BEGIN Records provided
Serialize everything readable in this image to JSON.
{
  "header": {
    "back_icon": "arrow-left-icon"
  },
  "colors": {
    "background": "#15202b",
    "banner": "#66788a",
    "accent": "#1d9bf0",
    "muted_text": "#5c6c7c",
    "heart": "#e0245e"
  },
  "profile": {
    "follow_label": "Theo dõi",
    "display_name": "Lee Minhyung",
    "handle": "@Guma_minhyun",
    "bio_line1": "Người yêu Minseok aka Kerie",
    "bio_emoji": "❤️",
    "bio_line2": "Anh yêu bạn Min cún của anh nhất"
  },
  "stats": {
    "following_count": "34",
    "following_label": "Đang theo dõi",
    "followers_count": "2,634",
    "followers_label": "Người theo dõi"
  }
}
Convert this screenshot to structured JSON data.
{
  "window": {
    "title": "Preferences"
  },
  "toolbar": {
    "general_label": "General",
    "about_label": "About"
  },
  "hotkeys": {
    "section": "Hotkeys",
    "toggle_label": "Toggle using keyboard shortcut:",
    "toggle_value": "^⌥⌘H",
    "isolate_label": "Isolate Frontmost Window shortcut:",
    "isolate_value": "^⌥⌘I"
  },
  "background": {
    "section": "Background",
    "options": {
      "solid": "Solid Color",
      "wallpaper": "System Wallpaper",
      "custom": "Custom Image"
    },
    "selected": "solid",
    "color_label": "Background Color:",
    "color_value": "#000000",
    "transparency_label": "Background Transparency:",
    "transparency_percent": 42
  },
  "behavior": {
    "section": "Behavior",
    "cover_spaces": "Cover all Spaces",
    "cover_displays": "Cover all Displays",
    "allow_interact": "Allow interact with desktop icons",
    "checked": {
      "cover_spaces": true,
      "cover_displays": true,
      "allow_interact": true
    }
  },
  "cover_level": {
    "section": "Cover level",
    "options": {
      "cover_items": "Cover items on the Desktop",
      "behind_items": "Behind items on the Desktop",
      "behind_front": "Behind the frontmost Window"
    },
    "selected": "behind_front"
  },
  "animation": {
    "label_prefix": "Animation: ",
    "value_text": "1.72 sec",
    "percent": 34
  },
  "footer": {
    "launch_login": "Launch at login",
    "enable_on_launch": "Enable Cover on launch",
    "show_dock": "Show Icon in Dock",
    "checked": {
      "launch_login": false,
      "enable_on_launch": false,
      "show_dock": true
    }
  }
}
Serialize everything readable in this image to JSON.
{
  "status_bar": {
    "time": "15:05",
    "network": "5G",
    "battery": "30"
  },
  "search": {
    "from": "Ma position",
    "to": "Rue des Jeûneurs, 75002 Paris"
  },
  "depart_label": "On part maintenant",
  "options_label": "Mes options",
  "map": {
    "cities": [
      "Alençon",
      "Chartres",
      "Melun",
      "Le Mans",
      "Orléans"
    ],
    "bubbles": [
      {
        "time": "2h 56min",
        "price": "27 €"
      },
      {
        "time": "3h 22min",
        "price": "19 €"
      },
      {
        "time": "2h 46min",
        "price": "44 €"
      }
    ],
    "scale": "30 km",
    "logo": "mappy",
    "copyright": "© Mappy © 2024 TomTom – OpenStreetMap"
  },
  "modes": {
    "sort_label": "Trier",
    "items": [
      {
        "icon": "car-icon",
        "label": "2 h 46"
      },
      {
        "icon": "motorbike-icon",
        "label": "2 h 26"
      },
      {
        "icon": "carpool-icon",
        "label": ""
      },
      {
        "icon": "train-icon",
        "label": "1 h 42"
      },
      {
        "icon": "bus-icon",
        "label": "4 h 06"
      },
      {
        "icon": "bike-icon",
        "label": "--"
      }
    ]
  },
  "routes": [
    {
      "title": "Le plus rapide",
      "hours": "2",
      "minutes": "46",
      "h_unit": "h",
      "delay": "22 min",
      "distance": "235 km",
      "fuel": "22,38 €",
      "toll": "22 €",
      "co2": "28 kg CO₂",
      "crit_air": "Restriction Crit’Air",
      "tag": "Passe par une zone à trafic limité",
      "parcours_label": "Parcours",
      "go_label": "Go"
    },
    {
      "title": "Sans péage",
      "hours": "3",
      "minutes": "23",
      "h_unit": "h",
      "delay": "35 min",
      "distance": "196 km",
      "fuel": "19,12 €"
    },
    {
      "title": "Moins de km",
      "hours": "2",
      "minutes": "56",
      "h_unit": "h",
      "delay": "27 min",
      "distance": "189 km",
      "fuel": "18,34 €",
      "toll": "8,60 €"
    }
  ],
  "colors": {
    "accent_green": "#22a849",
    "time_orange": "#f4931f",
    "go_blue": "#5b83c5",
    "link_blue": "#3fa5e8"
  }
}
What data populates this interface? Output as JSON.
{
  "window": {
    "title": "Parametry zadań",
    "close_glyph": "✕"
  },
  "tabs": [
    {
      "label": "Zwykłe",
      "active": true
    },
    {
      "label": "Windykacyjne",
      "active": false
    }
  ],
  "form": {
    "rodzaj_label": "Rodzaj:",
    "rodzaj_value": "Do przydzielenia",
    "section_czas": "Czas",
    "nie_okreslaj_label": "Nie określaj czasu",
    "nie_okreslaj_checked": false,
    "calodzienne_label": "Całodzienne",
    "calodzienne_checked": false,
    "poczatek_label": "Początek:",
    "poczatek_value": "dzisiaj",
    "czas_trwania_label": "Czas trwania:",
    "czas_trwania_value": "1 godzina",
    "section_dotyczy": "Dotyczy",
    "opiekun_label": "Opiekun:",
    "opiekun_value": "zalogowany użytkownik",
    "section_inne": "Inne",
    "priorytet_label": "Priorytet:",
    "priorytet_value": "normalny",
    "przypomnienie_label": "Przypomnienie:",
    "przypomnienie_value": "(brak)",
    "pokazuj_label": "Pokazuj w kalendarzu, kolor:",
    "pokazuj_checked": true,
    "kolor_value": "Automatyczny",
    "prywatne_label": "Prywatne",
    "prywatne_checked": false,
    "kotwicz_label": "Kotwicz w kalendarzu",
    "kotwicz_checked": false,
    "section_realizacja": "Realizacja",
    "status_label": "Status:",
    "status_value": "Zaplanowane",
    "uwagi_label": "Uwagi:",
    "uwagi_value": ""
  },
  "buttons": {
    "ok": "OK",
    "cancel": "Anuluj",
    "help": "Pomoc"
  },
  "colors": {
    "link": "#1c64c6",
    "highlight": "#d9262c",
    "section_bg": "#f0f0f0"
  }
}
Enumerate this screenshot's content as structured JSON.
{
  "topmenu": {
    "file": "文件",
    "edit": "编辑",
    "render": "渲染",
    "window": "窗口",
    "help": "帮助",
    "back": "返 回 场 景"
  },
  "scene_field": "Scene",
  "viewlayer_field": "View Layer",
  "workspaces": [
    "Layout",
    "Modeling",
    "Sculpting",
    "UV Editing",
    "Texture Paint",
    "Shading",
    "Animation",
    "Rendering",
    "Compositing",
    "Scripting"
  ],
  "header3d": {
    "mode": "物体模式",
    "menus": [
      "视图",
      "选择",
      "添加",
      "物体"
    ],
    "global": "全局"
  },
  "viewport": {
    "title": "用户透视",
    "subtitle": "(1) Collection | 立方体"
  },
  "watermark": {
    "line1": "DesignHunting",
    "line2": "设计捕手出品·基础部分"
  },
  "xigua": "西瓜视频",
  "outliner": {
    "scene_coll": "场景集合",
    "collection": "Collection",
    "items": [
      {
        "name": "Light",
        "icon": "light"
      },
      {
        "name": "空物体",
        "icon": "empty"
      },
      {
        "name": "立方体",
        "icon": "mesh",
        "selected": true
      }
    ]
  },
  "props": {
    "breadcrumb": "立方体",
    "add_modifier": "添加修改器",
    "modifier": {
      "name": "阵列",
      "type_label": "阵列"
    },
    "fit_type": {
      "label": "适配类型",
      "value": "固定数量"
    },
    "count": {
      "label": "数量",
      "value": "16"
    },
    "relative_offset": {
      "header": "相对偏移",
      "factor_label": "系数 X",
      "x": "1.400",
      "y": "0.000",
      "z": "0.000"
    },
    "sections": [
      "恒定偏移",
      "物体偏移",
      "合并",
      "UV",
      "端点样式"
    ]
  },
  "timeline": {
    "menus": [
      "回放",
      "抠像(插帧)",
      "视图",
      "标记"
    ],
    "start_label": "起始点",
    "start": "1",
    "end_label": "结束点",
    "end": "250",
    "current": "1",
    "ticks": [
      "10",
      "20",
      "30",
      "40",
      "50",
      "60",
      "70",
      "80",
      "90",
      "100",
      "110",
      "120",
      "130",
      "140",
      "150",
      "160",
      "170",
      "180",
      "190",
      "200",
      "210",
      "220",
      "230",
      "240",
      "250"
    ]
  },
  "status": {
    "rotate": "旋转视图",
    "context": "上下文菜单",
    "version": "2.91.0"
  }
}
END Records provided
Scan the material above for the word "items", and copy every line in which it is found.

      "cover_items": "Cover items on the Desktop",
      "behind_items": "Behind items on the Desktop",
    "items": [
    "items": [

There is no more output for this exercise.